Finally, we'll explore the extensibility of the system at large, covering the ease with which both upstream and downstream service dependencies can be added, subtracted, and swapped with minimal effort.
Writing efficient data structures in Erlang isn't something that's normally done - but by borrowing from both Purely Functional Data Structures, some additional work on Finger Trees, and occasionally cheating with some C code, we can get performance that beats the native OTP implementations. I've written many different versions of data structures for my previous jobs and now I am in the process of bundling up the modules, polishing them up, and open sourcing them for the public's enjoyment and use. Specifically, I'll be covering implementations of mergeable / non-mergeable heaps, queues, and indexable arrays.
About Todd: Todd is a lead software engineer at SimpleBet and member of the Hex core team. He lives in the Denver area with his family and spends his free time tinkering with Nerves projects.
We're holding one training on Friday, February 7th, from 9am until roughly 4pm at a location TBA. Catered lunch is included, and tickets are sold separately from the conference! Dig it!
Chris and Desmond will lead a full day workshop for those new to Elixir. Topics covered include basic datatypes, functional design principles, the Mix build tool, and the IEx shell. If you have the basics down, we'll show you some tips and tricks for thoughtfully designing your applications and being more effective in your development environment. Attendees should be familiar with at least one other programming language.
You will come away feeling comfortable with Elixir basics and ready to build nontrivial applications. It's a great way to prepare for the conference!

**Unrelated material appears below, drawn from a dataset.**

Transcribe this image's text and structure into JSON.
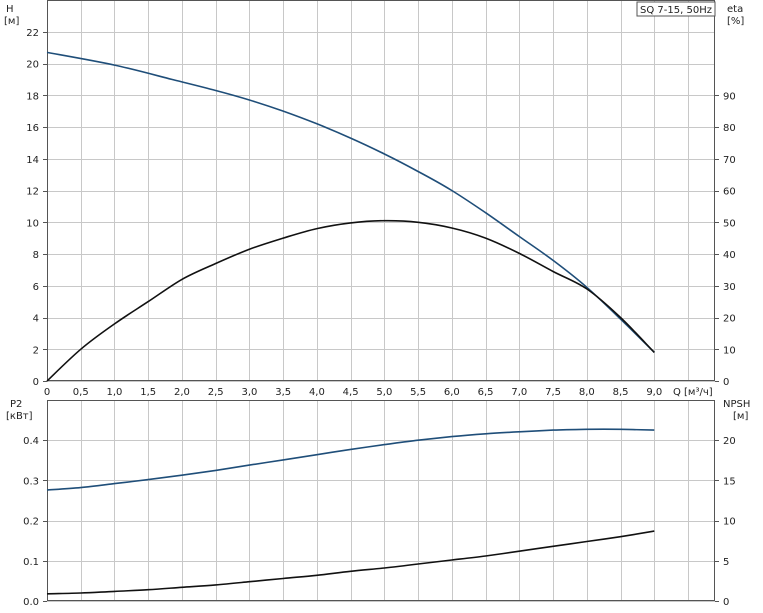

About Desmond: Desmond is the Founder of the EMPEX conferences, Cohost of the popular ElixirTalk podcast, Founding Member of the Erlang Ecosystem Foundation, and CTO of Payitoff, a startup that helps borrowers pay off their student loans. He has been working with Elixir professionally for over 5 years and taken a dozen Elixir apps into production. In his free time he surfs, plays pinball, and rides his motorcycle, Porco Rosso.
About Chris: Chris is an Englishman in New York, where he works as the CTO of MuruMed, a startup that brings realtime information to medical first responders. An avid alchemist, he is a regular speaker at Elixir conferences, the cohost of the ElixirTalk podcast podcast, and an organizer of the NYC branch of EMPEX.
Doors open / RegistrationShow up and hang out. Mingle!
DismissLet's wrap it up!